Report No. 32
28. Changes required in section 9.-
In the light of the above discussion,1 we now proceed to consider the detailed changes required in section 9. Coming, first, to section 9(1), we find that it deals with two matters, namely, (i) establishment of a Court of Session, and (ii) appointment of a Judge of such Court. We are concerned only with the second. The appointment is to be made by the State Government under section 9(1). But, under Article 235 of the Constitution, as interpreted by the Supreme Court,2 this "appointment", i.e., an assignment to a particular Court, is entirely within the "control" of the High Court.
Now, the difficulty (as stated in the suggestion3 which is under consideration) is, that, the power of a Session Judge is derived by virtue of the appointment under section 9(1), and extends only to the Sessions division to which he is appointed. He does not carry his power wherever he is transferred. To put it more concretely, while the latter half of section 9(1) is now of no effect, there is no valid provision to take its place.
1. Paras. 25 to 27, supra.
2. Paras. 6 to 21, supra, and para. 25 supra.
3. Para. 1, supra.
29. The following observations in a Madras case1 would seem to support the apprehension expressed above2:-
"We may mention in passing an argument of the learned public Prosecutor based on certain decisions of civil cases that although Mr. Nainar was no longer the Sessions Judge of Chittor he was still a Sessions Judge possessing certain powers by account of holding that office; but we find no ground for thinking that a Session Judge who has ceased to be the Sessions Judge of one division and has not become the Sessions fudge of another has any power as a Session Judge simpliciters; he has jurisdiction to exercise the powers of a Session Judge only by virtue of his appointment to a particular Session division.".
For the purposes of the present Report, we shall assume that the mere transfer of a Sessions Judge by the High Court by virtue of its power under Article 235 may not have the effect of clothing him with the robe of the Sessions Judge in the Court of Session for the division to which he is transferred. In other words, we shall assume, that the scheme of the Constitution has to be worked out in detail and translated in section 9, so that it forms part of the enacted law of the land. On this assumption, the latter part of section 9(1) should, obviously, be modified by substituting the "High Court" for the "State Governments".
1. Petan Ali Khan ( in re:), ILR 1947 365: AIR 1947 Mad 248 (252), para. 10.
2. Para. 28, supra.
30. We now proceed to consider section 9(2) and the succeeding sub-sections. Section 9(2) deals with the place of the sitting of the Court of Session. The earlier half leaves the power with the State Government. This also is an aspect of "control", and should be vested in the High Court.
Section 9(3) deals with the appointment of Additional Sessions Judges and Assistant Sessions Judges to a Court of Session and the power given to the State Government must now be vested in the High Court, as it is a part of "control", on the analogy of the power under section 9(1)1.
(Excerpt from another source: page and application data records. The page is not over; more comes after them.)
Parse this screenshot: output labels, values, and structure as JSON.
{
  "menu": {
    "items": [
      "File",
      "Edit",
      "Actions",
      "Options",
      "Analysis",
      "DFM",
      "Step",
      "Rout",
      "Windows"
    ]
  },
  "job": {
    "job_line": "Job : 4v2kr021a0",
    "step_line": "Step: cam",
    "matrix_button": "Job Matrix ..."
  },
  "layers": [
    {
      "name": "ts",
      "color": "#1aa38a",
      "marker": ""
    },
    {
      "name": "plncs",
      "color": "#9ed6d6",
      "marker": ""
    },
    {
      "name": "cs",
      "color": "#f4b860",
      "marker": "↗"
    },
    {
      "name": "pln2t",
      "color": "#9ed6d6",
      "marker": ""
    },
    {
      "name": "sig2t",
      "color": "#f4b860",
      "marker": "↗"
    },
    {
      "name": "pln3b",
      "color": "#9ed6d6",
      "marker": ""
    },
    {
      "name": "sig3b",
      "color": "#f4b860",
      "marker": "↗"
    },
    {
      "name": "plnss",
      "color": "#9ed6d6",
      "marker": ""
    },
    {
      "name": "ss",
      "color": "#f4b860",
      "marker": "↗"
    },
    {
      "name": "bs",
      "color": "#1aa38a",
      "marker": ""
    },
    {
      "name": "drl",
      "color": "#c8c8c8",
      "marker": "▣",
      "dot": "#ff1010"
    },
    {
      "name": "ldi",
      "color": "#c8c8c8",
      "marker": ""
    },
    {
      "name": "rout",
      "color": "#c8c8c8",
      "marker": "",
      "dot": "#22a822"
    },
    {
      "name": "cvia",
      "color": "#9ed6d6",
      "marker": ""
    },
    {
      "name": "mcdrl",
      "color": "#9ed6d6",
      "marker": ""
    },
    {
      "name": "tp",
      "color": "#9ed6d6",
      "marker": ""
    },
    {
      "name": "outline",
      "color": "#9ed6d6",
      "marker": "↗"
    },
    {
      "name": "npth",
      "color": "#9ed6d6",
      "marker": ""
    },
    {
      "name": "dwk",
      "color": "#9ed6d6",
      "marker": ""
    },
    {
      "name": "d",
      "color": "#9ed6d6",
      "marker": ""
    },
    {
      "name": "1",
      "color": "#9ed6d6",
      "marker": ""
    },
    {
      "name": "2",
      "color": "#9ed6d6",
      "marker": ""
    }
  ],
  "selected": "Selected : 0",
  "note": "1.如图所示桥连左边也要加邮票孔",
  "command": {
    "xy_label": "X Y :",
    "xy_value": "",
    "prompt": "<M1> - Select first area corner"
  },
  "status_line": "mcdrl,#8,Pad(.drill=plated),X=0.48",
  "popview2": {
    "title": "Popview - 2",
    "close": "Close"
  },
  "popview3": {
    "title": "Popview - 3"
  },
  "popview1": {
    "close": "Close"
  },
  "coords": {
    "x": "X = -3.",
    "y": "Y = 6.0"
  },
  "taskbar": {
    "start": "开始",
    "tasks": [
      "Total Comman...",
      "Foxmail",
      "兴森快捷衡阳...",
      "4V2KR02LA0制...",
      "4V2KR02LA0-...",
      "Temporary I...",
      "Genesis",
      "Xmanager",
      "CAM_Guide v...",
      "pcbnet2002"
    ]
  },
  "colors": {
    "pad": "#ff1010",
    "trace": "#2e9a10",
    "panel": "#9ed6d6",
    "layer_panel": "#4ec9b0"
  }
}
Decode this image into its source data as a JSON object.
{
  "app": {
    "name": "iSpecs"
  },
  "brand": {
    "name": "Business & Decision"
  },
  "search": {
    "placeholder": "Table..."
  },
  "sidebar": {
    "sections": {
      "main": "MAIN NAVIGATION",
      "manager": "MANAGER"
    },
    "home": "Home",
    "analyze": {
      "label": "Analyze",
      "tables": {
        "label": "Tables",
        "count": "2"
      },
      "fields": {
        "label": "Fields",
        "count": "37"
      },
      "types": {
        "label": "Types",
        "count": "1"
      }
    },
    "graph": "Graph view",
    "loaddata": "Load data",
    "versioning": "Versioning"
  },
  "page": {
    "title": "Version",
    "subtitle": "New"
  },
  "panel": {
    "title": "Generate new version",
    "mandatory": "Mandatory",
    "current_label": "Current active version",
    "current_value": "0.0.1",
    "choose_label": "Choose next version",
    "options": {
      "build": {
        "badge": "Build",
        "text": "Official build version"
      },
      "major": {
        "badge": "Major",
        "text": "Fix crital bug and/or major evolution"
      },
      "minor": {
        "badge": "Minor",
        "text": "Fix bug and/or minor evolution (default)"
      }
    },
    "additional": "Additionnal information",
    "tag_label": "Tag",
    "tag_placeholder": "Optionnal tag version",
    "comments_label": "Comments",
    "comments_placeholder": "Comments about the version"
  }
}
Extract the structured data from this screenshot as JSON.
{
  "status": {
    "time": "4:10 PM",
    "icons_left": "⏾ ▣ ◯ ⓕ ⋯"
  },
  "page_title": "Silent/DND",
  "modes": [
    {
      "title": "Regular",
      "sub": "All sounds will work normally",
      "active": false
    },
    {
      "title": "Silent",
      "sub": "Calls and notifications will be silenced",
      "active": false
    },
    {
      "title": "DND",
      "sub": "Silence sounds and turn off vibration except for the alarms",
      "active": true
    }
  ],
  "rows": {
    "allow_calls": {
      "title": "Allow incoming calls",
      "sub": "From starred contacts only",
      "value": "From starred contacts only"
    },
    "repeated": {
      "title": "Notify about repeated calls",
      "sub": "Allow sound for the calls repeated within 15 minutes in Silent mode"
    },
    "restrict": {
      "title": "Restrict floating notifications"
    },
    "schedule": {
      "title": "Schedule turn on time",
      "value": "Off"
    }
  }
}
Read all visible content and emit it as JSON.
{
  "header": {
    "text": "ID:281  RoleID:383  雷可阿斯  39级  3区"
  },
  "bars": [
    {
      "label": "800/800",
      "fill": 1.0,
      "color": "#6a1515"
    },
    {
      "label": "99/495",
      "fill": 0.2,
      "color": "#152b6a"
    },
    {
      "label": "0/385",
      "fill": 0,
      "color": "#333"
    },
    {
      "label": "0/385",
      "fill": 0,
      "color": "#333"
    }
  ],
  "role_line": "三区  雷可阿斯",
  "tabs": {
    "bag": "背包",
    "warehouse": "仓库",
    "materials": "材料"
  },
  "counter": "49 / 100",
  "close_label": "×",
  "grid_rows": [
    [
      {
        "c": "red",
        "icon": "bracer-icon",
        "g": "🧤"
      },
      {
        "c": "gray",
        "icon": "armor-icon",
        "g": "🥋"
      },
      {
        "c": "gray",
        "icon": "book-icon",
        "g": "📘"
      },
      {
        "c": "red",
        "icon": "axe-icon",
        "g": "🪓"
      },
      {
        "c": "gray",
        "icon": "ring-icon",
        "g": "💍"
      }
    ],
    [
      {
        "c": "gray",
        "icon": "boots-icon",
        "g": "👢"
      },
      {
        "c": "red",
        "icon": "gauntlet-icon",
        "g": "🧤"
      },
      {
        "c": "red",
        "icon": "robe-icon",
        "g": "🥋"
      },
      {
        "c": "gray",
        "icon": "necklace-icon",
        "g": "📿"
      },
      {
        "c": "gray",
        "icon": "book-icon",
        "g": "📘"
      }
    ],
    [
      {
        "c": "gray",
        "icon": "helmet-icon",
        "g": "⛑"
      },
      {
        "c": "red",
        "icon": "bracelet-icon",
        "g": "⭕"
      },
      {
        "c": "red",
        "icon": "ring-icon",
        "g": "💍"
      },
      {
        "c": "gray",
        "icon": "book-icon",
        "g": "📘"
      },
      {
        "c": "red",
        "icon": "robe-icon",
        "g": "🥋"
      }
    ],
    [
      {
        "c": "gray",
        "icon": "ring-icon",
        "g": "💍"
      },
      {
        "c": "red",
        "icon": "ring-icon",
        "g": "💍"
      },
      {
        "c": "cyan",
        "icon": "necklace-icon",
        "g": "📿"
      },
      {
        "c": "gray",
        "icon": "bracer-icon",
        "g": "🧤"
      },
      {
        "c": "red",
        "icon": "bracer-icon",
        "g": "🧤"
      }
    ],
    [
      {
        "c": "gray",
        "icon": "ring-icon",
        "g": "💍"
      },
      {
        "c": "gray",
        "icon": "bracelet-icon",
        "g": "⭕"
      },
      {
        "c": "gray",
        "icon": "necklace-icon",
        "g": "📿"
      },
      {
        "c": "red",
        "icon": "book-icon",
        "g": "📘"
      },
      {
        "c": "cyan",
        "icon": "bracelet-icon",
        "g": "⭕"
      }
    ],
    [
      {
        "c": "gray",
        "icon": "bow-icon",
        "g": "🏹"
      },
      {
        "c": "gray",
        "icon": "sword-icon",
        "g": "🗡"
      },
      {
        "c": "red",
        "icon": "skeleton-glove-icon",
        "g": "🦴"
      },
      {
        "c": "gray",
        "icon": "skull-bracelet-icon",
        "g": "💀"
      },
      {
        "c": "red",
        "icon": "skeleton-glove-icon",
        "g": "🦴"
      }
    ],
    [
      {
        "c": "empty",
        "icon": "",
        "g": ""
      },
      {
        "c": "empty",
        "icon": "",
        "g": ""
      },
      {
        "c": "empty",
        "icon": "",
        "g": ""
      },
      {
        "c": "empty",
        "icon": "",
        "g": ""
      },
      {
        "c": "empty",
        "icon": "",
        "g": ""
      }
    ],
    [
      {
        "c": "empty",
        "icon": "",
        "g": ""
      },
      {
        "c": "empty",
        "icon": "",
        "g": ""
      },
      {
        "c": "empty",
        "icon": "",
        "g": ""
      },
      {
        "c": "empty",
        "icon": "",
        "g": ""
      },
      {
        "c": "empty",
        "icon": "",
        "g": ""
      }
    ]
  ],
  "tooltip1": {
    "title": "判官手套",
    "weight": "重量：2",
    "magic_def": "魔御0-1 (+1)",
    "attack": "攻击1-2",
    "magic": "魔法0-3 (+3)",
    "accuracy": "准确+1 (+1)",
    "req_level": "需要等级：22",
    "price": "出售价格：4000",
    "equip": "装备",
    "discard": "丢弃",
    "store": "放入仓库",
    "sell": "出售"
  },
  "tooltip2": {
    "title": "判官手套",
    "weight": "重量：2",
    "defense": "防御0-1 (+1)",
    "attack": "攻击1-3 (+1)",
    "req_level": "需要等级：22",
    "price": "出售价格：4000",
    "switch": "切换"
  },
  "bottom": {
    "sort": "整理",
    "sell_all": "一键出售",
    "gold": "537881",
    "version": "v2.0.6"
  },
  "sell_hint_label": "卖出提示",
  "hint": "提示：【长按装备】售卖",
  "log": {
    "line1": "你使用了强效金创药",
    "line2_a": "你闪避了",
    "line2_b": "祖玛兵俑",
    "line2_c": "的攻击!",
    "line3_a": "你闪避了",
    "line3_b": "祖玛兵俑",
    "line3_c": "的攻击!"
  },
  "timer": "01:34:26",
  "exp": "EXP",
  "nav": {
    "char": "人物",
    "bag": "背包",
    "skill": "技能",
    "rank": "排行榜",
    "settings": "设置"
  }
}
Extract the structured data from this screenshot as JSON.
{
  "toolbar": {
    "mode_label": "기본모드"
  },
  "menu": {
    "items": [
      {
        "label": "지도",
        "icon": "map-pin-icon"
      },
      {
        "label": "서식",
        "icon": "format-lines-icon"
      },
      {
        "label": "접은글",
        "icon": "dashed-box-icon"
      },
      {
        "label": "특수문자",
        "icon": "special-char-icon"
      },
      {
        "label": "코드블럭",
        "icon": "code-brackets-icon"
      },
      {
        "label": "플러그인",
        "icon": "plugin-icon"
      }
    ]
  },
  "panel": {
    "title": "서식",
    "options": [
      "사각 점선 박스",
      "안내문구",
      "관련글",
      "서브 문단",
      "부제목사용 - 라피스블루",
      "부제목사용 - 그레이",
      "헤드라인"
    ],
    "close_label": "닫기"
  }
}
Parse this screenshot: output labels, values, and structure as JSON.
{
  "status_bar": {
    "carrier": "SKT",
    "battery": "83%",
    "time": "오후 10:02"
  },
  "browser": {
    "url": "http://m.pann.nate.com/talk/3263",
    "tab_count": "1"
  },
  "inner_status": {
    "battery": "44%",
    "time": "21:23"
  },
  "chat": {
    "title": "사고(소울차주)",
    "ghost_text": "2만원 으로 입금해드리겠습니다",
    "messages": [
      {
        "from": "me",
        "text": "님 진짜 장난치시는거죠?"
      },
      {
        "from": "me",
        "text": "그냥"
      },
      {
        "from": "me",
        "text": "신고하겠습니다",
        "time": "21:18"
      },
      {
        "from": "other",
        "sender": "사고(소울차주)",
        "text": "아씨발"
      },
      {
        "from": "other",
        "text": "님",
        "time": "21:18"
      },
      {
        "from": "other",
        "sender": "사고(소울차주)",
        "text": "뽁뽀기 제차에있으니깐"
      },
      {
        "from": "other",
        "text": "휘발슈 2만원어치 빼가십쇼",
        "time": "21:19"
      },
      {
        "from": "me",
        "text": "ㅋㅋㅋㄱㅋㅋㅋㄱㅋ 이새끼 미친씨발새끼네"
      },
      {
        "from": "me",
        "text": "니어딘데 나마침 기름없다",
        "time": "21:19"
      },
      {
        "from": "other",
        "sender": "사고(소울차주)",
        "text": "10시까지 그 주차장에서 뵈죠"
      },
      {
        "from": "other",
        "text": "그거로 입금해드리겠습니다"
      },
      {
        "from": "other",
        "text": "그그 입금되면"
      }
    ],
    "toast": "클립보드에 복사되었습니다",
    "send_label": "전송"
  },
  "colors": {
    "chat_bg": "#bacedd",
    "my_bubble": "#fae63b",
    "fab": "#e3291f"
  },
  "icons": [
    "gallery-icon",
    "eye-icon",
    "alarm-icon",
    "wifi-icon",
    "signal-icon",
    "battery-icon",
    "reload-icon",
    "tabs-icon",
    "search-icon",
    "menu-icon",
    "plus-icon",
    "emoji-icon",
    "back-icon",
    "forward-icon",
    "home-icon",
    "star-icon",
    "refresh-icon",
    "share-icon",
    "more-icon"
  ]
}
Section 9(4) provides that a Session Judge of one Session division may be appointed by the State Government to be also an Additional Sessions Judge of another division, and in such a case he may sit for the disposal of cases as such place, etc., as the State Government may direct. Thus, it deals with two matters, namely, first "appointing" a Sessions Judge of one sessions division as Additional Sessions Judge of another division, and secondly, his place of sitting. The first is analogous to the assignment of a Judge to a particular Court, and, thus, is a part of "control". The second also seems to fall under "control". But these powers must now be vested in the High Court.
Section 9(5) deals with the continuation of all Courts of Session, and need not be disturbed.
1. Paras. 25 to 27, supra.